The issue, however, is not where respondent placed the petitioners while they were in his custody, but whether the Court had jurisdiction over respondent as petitioners' custodian at the time the petition was filed and the order to show cause served. "The writ of habeas corpus does not act upon the prisoner who seeks relief, but upon the person who holds him in what is alleged to be unlawful custody . . . . So long as the custodian can be reached by service of process, the court can issue a writ 'within its jurisdiction' requiring the prisoner be brought before the court for a hearing on his claim, or requiring that he be released outright from custody, even if the prisoner himself is confined outside the court's territorial jurisdiction."
There can be no question here that the respondent, the District Director, had custody of the petitioners while he was within the Southern District of New York. He maintains his office here and conducts his official activities, including the detention of those who seek to enter into the United States from the airports adjacent to this District, from his office within this District. The fact that he decides to lodge detainees outside the district where he conducts his activities, or as in this case with airlines that may place them in hotels outside the district, does not deprive the District Director of control and custody over those aliens. So, too, when he decided to transfer petitioners to El Paso, Texas, they remained in his continued custody until his agents, who accompanied them throughout the airplane trip, surrendered custody to the immigration authorities at El Paso. Up to that point, the respondent was capable at all times of giving effect to the terms of any order issued under the application for the writ. In sum, as required by 28 U.S.C. § 2243, the application for the writ was properly "directed to the person having custody of the person detained."
Accordingly, the Court holds that it does have jurisdiction to pass upon the merits of the application which it now considers.
At the outset, it is noted that this action is brought by excludees, aliens seeking to enter the United States, and not by resident aliens whom the government seeks to expel. Excludees, although physically present in the United States, are "treated as if stopped at the border."
It is also important to recognize that the Service is required by statute to detain such unadmitted aliens if they are not clearly entitled to land
and that release on parole is an exception to the requirement of detention.
An unadmitted alien has no constitutional right to parole.
This Court may only review discretionary agency decisions with respect to aliens seeking admission into the United States to determine whether the District Director has exercised his discretion and, if so, whether that discretion has been abused.
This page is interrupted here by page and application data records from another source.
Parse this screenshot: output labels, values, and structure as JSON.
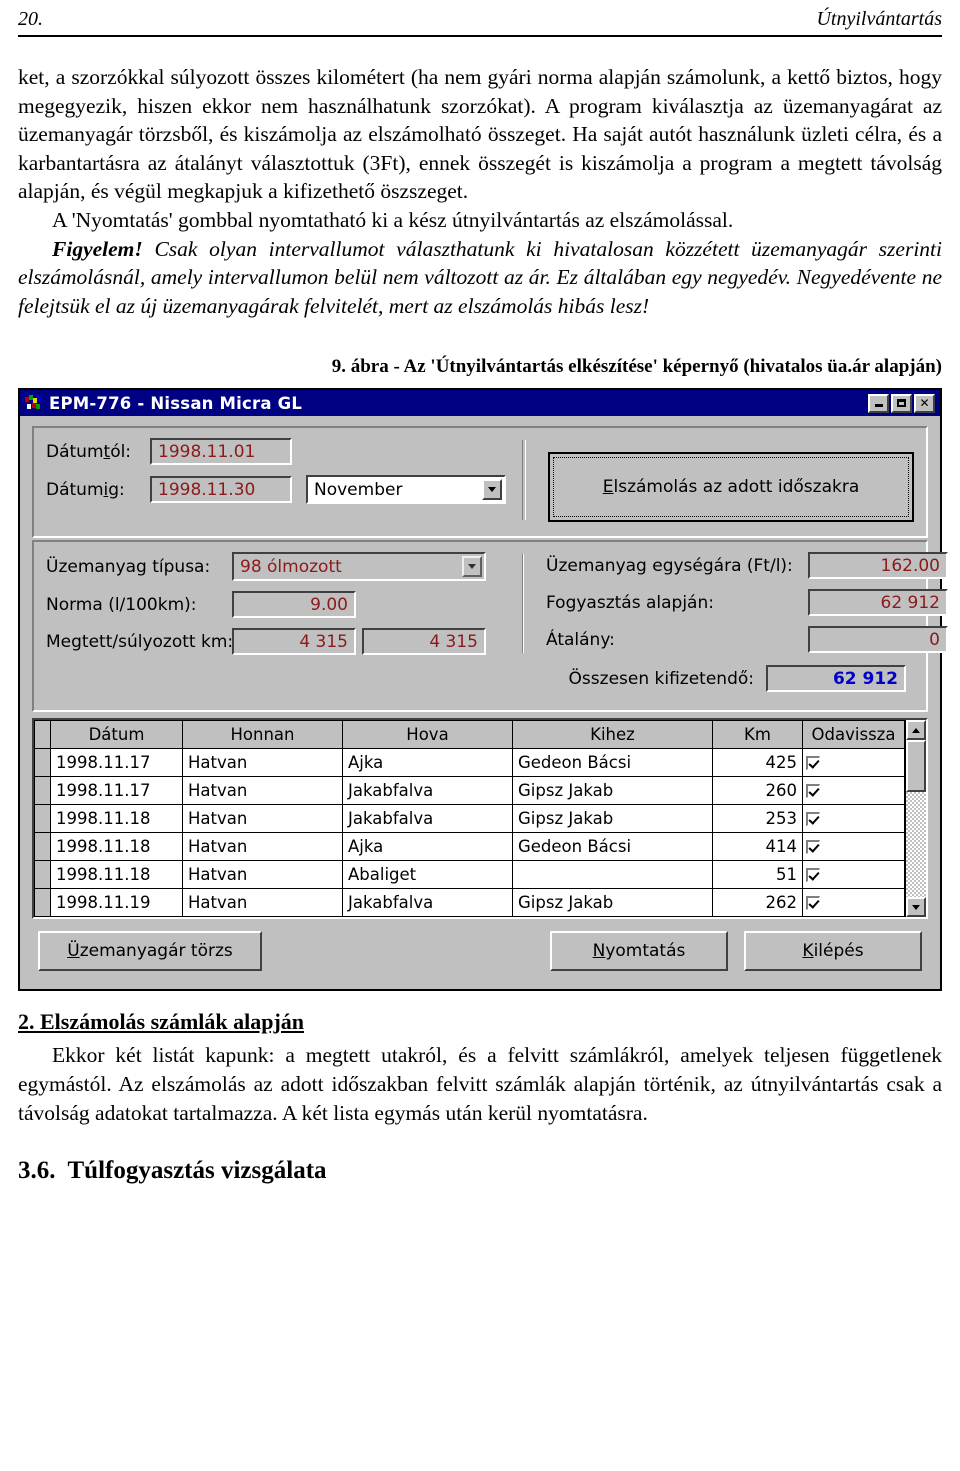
{
  "header": {
    "page_number": "20.",
    "running_title": "Útnyilvántartás"
  },
  "paragraphs": {
    "p1": "ket, a szorzókkal súlyozott összes kilométert (ha nem gyári norma alapján számolunk, a kettő biztos, hogy megegyezik, hiszen ekkor nem használhatunk szorzókat). A program kiválasztja az üzemanyagárat az üzemanyagár törzsből, és kiszámolja az elszámolható összeget. Ha saját autót használunk üzleti célra, és a karbantartásra az átalányt választottuk (3Ft), ennek összegét is kiszámolja a program a megtett távolság alapján, és végül megkapjuk a kifizethető öszszeget.",
    "p2": "A 'Nyomtatás' gombbal nyomtatható ki a kész útnyilvántartás az elszámolással.",
    "warn_label": "Figyelem!",
    "warn_body": " Csak olyan intervallumot választhatunk ki hivatalosan közzétett üzemanyagár szerinti elszámolásnál, amely intervallumon belül nem változott az ár. Ez általában egy negyedév. Negyedévente ne felejtsük el az új üzemanyagárak felvitelét, mert az elszámolás hibás lesz!"
  },
  "figure": {
    "caption": "9. ábra - Az 'Útnyilvántartás elkészítése' képernyő (hivatalos üa.ár alapján)"
  },
  "window": {
    "title": "EPM-776 - Nissan Micra GL",
    "minimize_label": "_",
    "maximize_label": "□",
    "close_label": "x",
    "titlebar_color": "#000082",
    "face_color": "#c0c0c0",
    "value_color": "#8b1a1a",
    "total_color": "#0000c8",
    "fields": {
      "date_from_label_pre": "Dátum",
      "date_from_label_accel": "t",
      "date_from_label_post": "ól:",
      "date_from_value": "1998.11.01",
      "date_to_label_pre": "Dátum",
      "date_to_label_accel": "i",
      "date_to_label_post": "g:",
      "date_to_value": "1998.11.30",
      "month_value": "November",
      "fuel_type_label": "Üzemanyag típusa:",
      "fuel_type_value": "98 ólmozott",
      "norm_label": "Norma (l/100km):",
      "norm_value": "9.00",
      "distance_label": "Megtett/súlyozott km:",
      "distance_value": "4 315",
      "weighted_value": "4 315",
      "unit_price_label": "Üzemanyag egységára (Ft/l):",
      "unit_price_value": "162.00",
      "consumption_label": "Fogyasztás alapján:",
      "consumption_value": "62 912",
      "flat_rate_label": "Átalány:",
      "flat_rate_value": "0",
      "total_label": "Összesen kifizetendő:",
      "total_value": "62 912"
    },
    "buttons": {
      "calculate_pre": "",
      "calculate_accel": "E",
      "calculate_post": "lszámolás az adott időszakra",
      "fuel_master_accel": "Ü",
      "fuel_master_post": "zemanyagár törzs",
      "print_accel": "N",
      "print_post": "yomtatás",
      "exit_accel": "K",
      "exit_post": "ilépés"
    },
    "table": {
      "columns": [
        "Dátum",
        "Honnan",
        "Hova",
        "Kihez",
        "Km",
        "Odavissza"
      ],
      "rows": [
        {
          "datum": "1998.11.17",
          "honnan": "Hatvan",
          "hova": "Ajka",
          "kihez": "Gedeon Bácsi",
          "km": "425",
          "odavissza": true
        },
        {
          "datum": "1998.11.17",
          "honnan": "Hatvan",
          "hova": "Jakabfalva",
          "kihez": "Gipsz Jakab",
          "km": "260",
          "odavissza": true
        },
        {
          "datum": "1998.11.18",
          "honnan": "Hatvan",
          "hova": "Jakabfalva",
          "kihez": "Gipsz Jakab",
          "km": "253",
          "odavissza": true
        },
        {
          "datum": "1998.11.18",
          "honnan": "Hatvan",
          "hova": "Ajka",
          "kihez": "Gedeon Bácsi",
          "km": "414",
          "odavissza": true
        },
        {
          "datum": "1998.11.18",
          "honnan": "Hatvan",
          "hova": "Abaliget",
          "kihez": "",
          "km": "51",
          "odavissza": true
        },
        {
          "datum": "1998.11.19",
          "honnan": "Hatvan",
          "hova": "Jakabfalva",
          "kihez": "Gipsz Jakab",
          "km": "262",
          "odavissza": true
        }
      ]
    }
  },
  "sections": {
    "sec2_heading": "2. Elszámolás számlák alapján",
    "sec2_body": "Ekkor két listát kapunk: a megtett utakról, és a felvitt számlákról, amelyek teljesen függetlenek egymástól. Az elszámolás az adott időszakban felvitt számlák alapján történik, az útnyilvántartás csak a távolság adatokat tartalmazza. A két lista egymás után kerül nyomtatásra.",
    "sec36_number": "3.6.",
    "sec36_title": "Túlfogyasztás vizsgálata"
  }
}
Abuse may be found where the Service or Director has acted "irrationally or in bad faith" or" invidiously against a particular race or group."